Accuracy. Artificial intelligence and machine learning are rapidly evolving fields of study. We are constantly working to improve our Services to make them more accurate, reliable, safe and beneficial. Given the probabilistic nature of machine learning, use of our Services may in some situations result in incorrect Output that does not accurately reflect real people, places, or facts. You should evaluate the accuracy of any Output as appropriate for your use case, including by using human review of the Output.
Attorneys must also consider client-confidentiality when using AI. Inputting client-specific facts into an AI tool could cause data mishandling and a possible breach of client-confidentiality. Each AI tool uses its own servers, outside a firm’s infrastructure, to provide the digital analysis requested. The security of these servers is unknown. Relinquishing control over client data must be a factor in considering the use of AI in a legal practice.
Rewards of AI Use
Ultimately, the greatest benefit that AI provides attorneys is time savings. However, AI is not limited to quickly creating output for an attorney. There are a plethora of AI tools that can assist in the day to day administrative tasks that often burden attorneys and the judicial system. For example, Gideon is an AI chatbot that can help streamline client-intake questions. Another AI tool, Diligen, assists attorneys by reviewing contracts for specific clauses or changes in a document and can provide a summary of lengthy documents. Courts in New York and California have used the Correctional Offender Management Profiling for Alternative Sanctions (“COMPAS”) system, an AI tool that assesses the likelihood a defendant is to reoffend, in bail determinations.
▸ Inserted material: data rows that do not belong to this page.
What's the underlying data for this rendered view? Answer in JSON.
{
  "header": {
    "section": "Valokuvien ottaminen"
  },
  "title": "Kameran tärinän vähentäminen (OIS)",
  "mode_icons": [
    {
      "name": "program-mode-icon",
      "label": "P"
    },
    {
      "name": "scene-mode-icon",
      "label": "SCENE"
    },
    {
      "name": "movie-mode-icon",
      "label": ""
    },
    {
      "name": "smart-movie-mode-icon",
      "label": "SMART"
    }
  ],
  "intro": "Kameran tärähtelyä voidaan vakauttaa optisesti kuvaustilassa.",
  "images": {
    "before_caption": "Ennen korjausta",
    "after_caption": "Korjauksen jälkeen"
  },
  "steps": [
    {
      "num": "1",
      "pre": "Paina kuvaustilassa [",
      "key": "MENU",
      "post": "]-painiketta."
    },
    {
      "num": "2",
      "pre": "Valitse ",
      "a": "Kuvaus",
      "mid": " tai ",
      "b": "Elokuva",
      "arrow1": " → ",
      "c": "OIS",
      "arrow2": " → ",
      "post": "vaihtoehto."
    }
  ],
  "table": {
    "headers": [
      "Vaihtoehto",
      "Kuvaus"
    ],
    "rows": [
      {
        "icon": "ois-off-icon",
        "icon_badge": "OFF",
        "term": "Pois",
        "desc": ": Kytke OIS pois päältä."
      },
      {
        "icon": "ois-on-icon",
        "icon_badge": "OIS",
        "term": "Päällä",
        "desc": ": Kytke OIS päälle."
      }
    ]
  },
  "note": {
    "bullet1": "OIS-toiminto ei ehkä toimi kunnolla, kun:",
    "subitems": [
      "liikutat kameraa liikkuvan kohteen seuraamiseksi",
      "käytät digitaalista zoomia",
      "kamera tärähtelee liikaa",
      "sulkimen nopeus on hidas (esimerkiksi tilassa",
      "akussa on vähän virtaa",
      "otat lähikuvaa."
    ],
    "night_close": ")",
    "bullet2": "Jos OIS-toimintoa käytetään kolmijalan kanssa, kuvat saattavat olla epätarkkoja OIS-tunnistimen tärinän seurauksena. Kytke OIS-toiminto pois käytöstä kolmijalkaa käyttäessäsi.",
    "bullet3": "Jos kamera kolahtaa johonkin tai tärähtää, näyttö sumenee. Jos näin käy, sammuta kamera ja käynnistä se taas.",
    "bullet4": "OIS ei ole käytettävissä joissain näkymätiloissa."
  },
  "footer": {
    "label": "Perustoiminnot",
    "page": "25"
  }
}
AI can also help in several other areas of daily legal work such as analysis of discovery documents for relevant or confidential information, or proofreading briefs. What could be hours of legal billing to find the proverbial needle in the haystack can be reduced with a few clicks of the mouse, saving the client legal fees and providing the attorney additional hours of capacity for other tasks. AI also provides attorneys with the ability to assess voluminous documents at the onset of a matter, reducing the amount of time needed to accurately understand the full breadth of the matter from the beginning of an engagement and analyze potential risks and outcomes, rather than sift through pages to establish timelines or sequences of events.
Ultimately, AI further allows attorneys to pass on savings to their clients and improve their client relationships — first, by reducing the number of hours necessary to complete time-consuming tasks, and second, by allowing attorneys to time to tackle the matters and/or issues that cannot be handled by AI, such as signing under penalty of perjury. However, both attorneys and their clients should be wary of over-relying on AI. For now, AI can’t guarantee the accuracy of its byproduct (or interface with clients). But these technologies continue to evolve, and we may need to reconsider our position, and reliance, on AI, in the near future.
 Federal Rules of Civil Procedure Rule 11. Note that most state courts have an identical requirement.